§ **Provided records**:
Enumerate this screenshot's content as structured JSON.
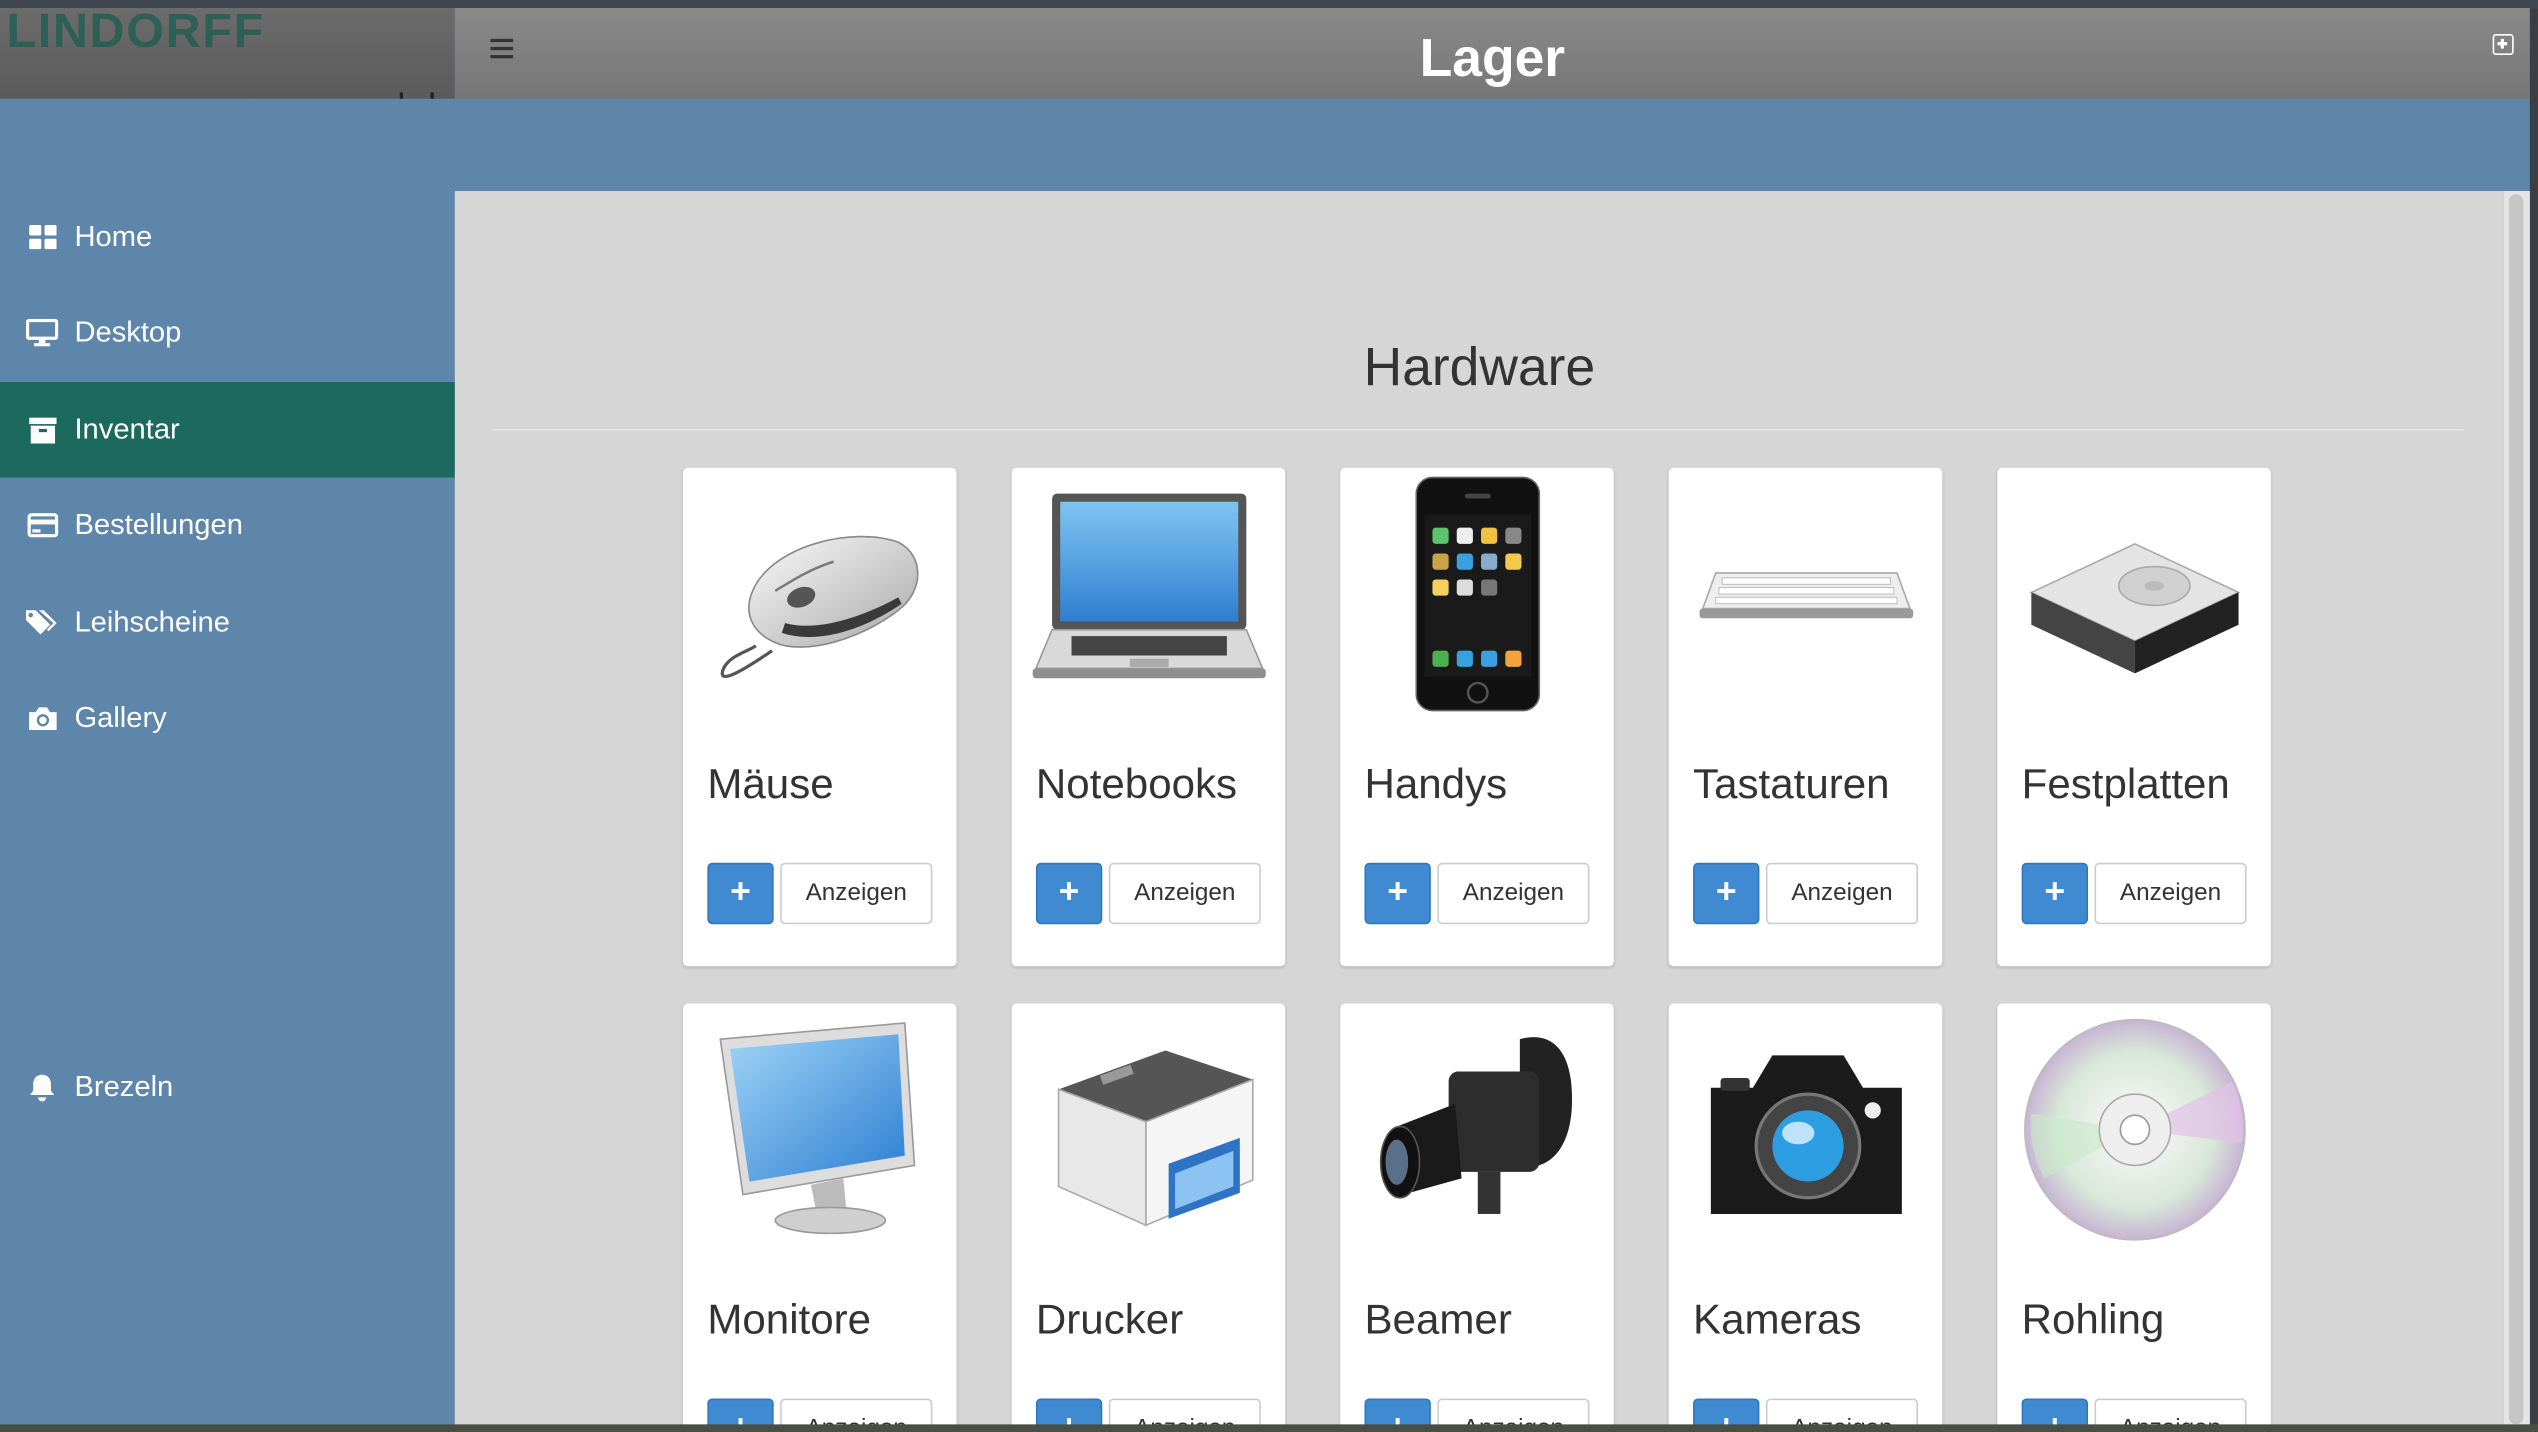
{
  "brand": {
    "logo_text": "LINDORFF"
  },
  "header": {
    "title": "Lager"
  },
  "sidebar": {
    "items": [
      {
        "label": "Home",
        "icon": "dashboard-icon",
        "active": false
      },
      {
        "label": "Desktop",
        "icon": "desktop-icon",
        "active": false
      },
      {
        "label": "Inventar",
        "icon": "archive-icon",
        "active": true
      },
      {
        "label": "Bestellungen",
        "icon": "credit-card-icon",
        "active": false
      },
      {
        "label": "Leihscheine",
        "icon": "tags-icon",
        "active": false
      },
      {
        "label": "Gallery",
        "icon": "camera-icon",
        "active": false
      }
    ],
    "footer_item": {
      "label": "Brezeln",
      "icon": "bell-icon"
    }
  },
  "main": {
    "section_title": "Hardware",
    "add_label": "+",
    "show_label": "Anzeigen",
    "cards": [
      {
        "title": "Mäuse",
        "icon": "mouse-icon"
      },
      {
        "title": "Notebooks",
        "icon": "laptop-icon"
      },
      {
        "title": "Handys",
        "icon": "phone-icon"
      },
      {
        "title": "Tastaturen",
        "icon": "keyboard-icon"
      },
      {
        "title": "Festplatten",
        "icon": "hard-drive-icon"
      },
      {
        "title": "Monitore",
        "icon": "monitor-icon"
      },
      {
        "title": "Drucker",
        "icon": "printer-icon"
      },
      {
        "title": "Beamer",
        "icon": "video-camera-icon"
      },
      {
        "title": "Kameras",
        "icon": "camera-icon"
      },
      {
        "title": "Rohling",
        "icon": "disc-icon"
      }
    ]
  },
  "colors": {
    "sidebar_bg": "#5d86aa",
    "active_item": "#1c6a5d",
    "primary_button": "#3f8ad0",
    "header_bg": "#808080",
    "panel_bg": "#d6d6d6"
  }
}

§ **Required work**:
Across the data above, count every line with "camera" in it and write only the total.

§ **Output of the task**:
3